Ghostwritten op-eds and other things about which I know very little
Posted by Rich Sweeney on October 24, 2008
A few weeks ago I had a shocking revelation. I walked into a friend’s office at a fairly prestigious DC think tank, and she told me she’d finally finished writing the op-ed she’d been working on for the past few weeks. But when I looked at the draft open on her screen, her name was nowhere to be found, and three prominent Ivy League professors’ names were listed instead (Sorry this is so vague. Don’t want to get anyone in trouble). Now given that she’s only an RA, I can understand why her name wasn’t on it. But her boss has an Ivy League PhD himself, and as I mentioned, her think tank is pretty well known/ respected. She explained to me that this is common practice, and that in order to get an op-ed into a major newspaper, you need someone really famous to publish it for you.
Not sure about yall, but this completely blew me away. Sure I thought it was a little odd when some famous politician or academic would make a nuanced case for a very specific issue on the opinion page of the New York Times, but in my mind this just further confirmed their super-intellectual status. Of course now that I know this practice exists, I feel as though I can spot ghostwriting a mile away. Case in point is today’s health care / sabermetrics piece in the New York Times. Let’s just say that I highly doubt that John Kerry, Newt Gingrich and friggin Billy Beane got together and dreamed this up.
Actually I have two quick gripes with that piece. First, I’m sick of everyone talking about the fact that Tampa Bay has the second lowest payroll in baseball. Sure, their salary outlays for this season are only $44 million. But the opportunity cost fielding a team stacked literally top to bottom with top ten draft picks was a lot higher than that. It came at the expense of finishing at the bottom of the American League for the past decade, which meant a lot of foregone revenue. You couldn’t just go out there tomorrow and build the Rays for $44 million using Sabermetrics. (Can you tell I’m from Boston?)
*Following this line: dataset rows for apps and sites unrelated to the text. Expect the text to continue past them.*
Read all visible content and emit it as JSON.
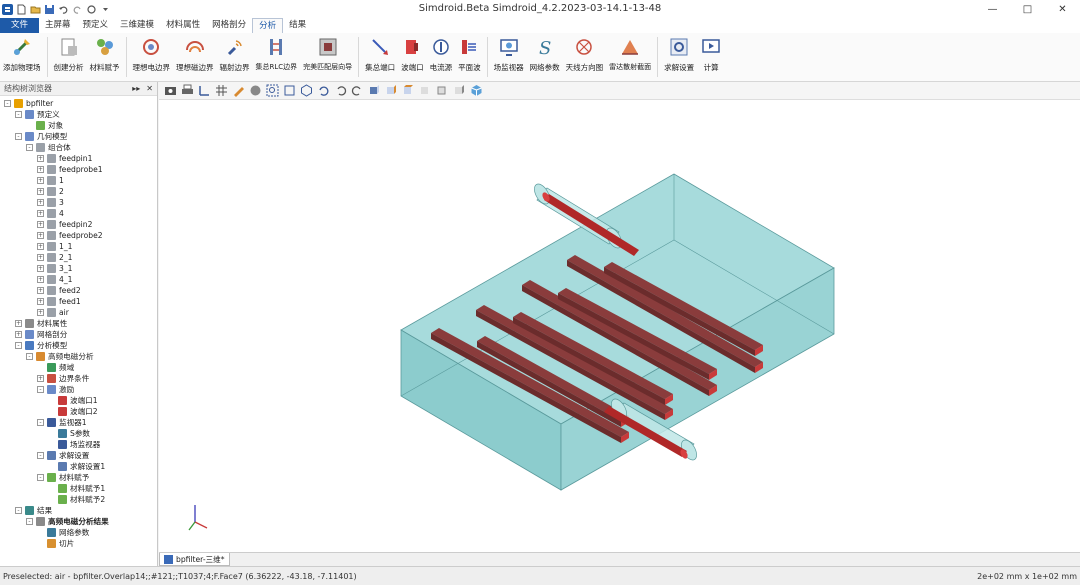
{
  "app": {
    "title": "Simdroid.Beta  Simdroid_4.2.2023-03-14.1-13-48"
  },
  "window_controls": {
    "minimize": "—",
    "maximize": "□",
    "close": "✕"
  },
  "menu": [
    "文件",
    "主屏幕",
    "预定义",
    "三维建模",
    "材料属性",
    "网格剖分",
    "分析",
    "结果"
  ],
  "ribbon": [
    {
      "label": "添加物理场",
      "icon": "physics-field-icon"
    },
    {
      "label": "创建分析",
      "icon": "create-analysis-icon"
    },
    {
      "label": "材料赋予",
      "icon": "material-assign-icon"
    },
    {
      "label": "理想电边界",
      "icon": "pec-boundary-icon"
    },
    {
      "label": "理想磁边界",
      "icon": "pmc-boundary-icon"
    },
    {
      "label": "辐射边界",
      "icon": "radiation-boundary-icon"
    },
    {
      "label": "集总RLC边界",
      "icon": "rlc-boundary-icon"
    },
    {
      "label": "完美匹配层向导",
      "icon": "pml-wizard-icon"
    },
    {
      "label": "集总端口",
      "icon": "lumped-port-icon"
    },
    {
      "label": "波端口",
      "icon": "wave-port-icon"
    },
    {
      "label": "电流源",
      "icon": "current-source-icon"
    },
    {
      "label": "平面波",
      "icon": "plane-wave-icon"
    },
    {
      "label": "场监视器",
      "icon": "field-monitor-icon"
    },
    {
      "label": "网络参数",
      "icon": "network-param-icon"
    },
    {
      "label": "天线方向图",
      "icon": "antenna-pattern-icon"
    },
    {
      "label": "雷达散射截面",
      "icon": "rcs-icon"
    },
    {
      "label": "求解设置",
      "icon": "solver-settings-icon"
    },
    {
      "label": "计算",
      "icon": "compute-icon"
    }
  ],
  "panel": {
    "title": "结构树浏览器",
    "pin": "▸▸",
    "close": "✕"
  },
  "tree": [
    {
      "label": "bpfilter",
      "depth": 0,
      "tog": "-",
      "icon": "#e8a000",
      "bold": false
    },
    {
      "label": "预定义",
      "depth": 1,
      "tog": "-",
      "icon": "#6a8ac8"
    },
    {
      "label": "对象",
      "depth": 2,
      "tog": "",
      "icon": "#6ab04c"
    },
    {
      "label": "几何模型",
      "depth": 1,
      "tog": "-",
      "icon": "#6a8ac8"
    },
    {
      "label": "组合体",
      "depth": 2,
      "tog": "-",
      "icon": "#9aa0a8"
    },
    {
      "label": "feedpin1",
      "depth": 3,
      "tog": "+",
      "icon": "#9aa0a8"
    },
    {
      "label": "feedprobe1",
      "depth": 3,
      "tog": "+",
      "icon": "#9aa0a8"
    },
    {
      "label": "1",
      "depth": 3,
      "tog": "+",
      "icon": "#9aa0a8"
    },
    {
      "label": "2",
      "depth": 3,
      "tog": "+",
      "icon": "#9aa0a8"
    },
    {
      "label": "3",
      "depth": 3,
      "tog": "+",
      "icon": "#9aa0a8"
    },
    {
      "label": "4",
      "depth": 3,
      "tog": "+",
      "icon": "#9aa0a8"
    },
    {
      "label": "feedpin2",
      "depth": 3,
      "tog": "+",
      "icon": "#9aa0a8"
    },
    {
      "label": "feedprobe2",
      "depth": 3,
      "tog": "+",
      "icon": "#9aa0a8"
    },
    {
      "label": "1_1",
      "depth": 3,
      "tog": "+",
      "icon": "#9aa0a8"
    },
    {
      "label": "2_1",
      "depth": 3,
      "tog": "+",
      "icon": "#9aa0a8"
    },
    {
      "label": "3_1",
      "depth": 3,
      "tog": "+",
      "icon": "#9aa0a8"
    },
    {
      "label": "4_1",
      "depth": 3,
      "tog": "+",
      "icon": "#9aa0a8"
    },
    {
      "label": "feed2",
      "depth": 3,
      "tog": "+",
      "icon": "#9aa0a8"
    },
    {
      "label": "feed1",
      "depth": 3,
      "tog": "+",
      "icon": "#9aa0a8"
    },
    {
      "label": "air",
      "depth": 3,
      "tog": "+",
      "icon": "#9aa0a8"
    },
    {
      "label": "材料属性",
      "depth": 1,
      "tog": "+",
      "icon": "#8a8a8a"
    },
    {
      "label": "网格剖分",
      "depth": 1,
      "tog": "+",
      "icon": "#6a8ac8"
    },
    {
      "label": "分析模型",
      "depth": 1,
      "tog": "-",
      "icon": "#4a7ac0"
    },
    {
      "label": "高频电磁分析",
      "depth": 2,
      "tog": "-",
      "icon": "#d88a30"
    },
    {
      "label": "频域",
      "depth": 3,
      "tog": "",
      "icon": "#3a9a5a"
    },
    {
      "label": "边界条件",
      "depth": 3,
      "tog": "+",
      "icon": "#c85040"
    },
    {
      "label": "激励",
      "depth": 3,
      "tog": "-",
      "icon": "#6a8ac8"
    },
    {
      "label": "波端口1",
      "depth": 4,
      "tog": "",
      "icon": "#c83a3a"
    },
    {
      "label": "波端口2",
      "depth": 4,
      "tog": "",
      "icon": "#c83a3a"
    },
    {
      "label": "监视器1",
      "depth": 3,
      "tog": "-",
      "icon": "#3a5a9a"
    },
    {
      "label": "S参数",
      "depth": 4,
      "tog": "",
      "icon": "#3a7a9a"
    },
    {
      "label": "场监视器",
      "depth": 4,
      "tog": "",
      "icon": "#3a5a9a"
    },
    {
      "label": "求解设置",
      "depth": 3,
      "tog": "-",
      "icon": "#5a7ab0"
    },
    {
      "label": "求解设置1",
      "depth": 4,
      "tog": "",
      "icon": "#5a7ab0"
    },
    {
      "label": "材料赋予",
      "depth": 3,
      "tog": "-",
      "icon": "#6ab04c"
    },
    {
      "label": "材料赋予1",
      "depth": 4,
      "tog": "",
      "icon": "#6ab04c"
    },
    {
      "label": "材料赋予2",
      "depth": 4,
      "tog": "",
      "icon": "#6ab04c"
    },
    {
      "label": "结果",
      "depth": 1,
      "tog": "-",
      "icon": "#3a8a8a"
    },
    {
      "label": "高频电磁分析结果",
      "depth": 2,
      "tog": "-",
      "icon": "#8a8a8a",
      "bold": true
    },
    {
      "label": "网络参数",
      "depth": 3,
      "tog": "",
      "icon": "#3a7a9a"
    },
    {
      "label": "切片",
      "depth": 3,
      "tog": "",
      "icon": "#d89030"
    }
  ],
  "doc_tab": {
    "label": "bpfilter-三维*"
  },
  "status": {
    "preselected": "Preselected: air - bpfilter.Overlap14;;#121;;T1037;4;F.Face7 (6.36222, -43.18, -7.11401)",
    "dimensions": "2e+02 mm x 1e+02 mm"
  },
  "colors": {
    "accent": "#1e5aa8",
    "box": "#9fd6d6",
    "resonator": "#8a3c3c",
    "probe": "#b02828"
  }
}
As for the argument that health care providers need to better use statistics, I think the “authors” are confusing the effect with the cause. I’m no expert on health care, but if we observe that valuable information isn’t being used efficiently by market actors, it’s probably because they have no incentive to do so. HMOs are for-profit enterprises and I’m sure there’s boatloads of evidence based analysis going on there. They’re probably just maximizing something other than the expected well being of the patient.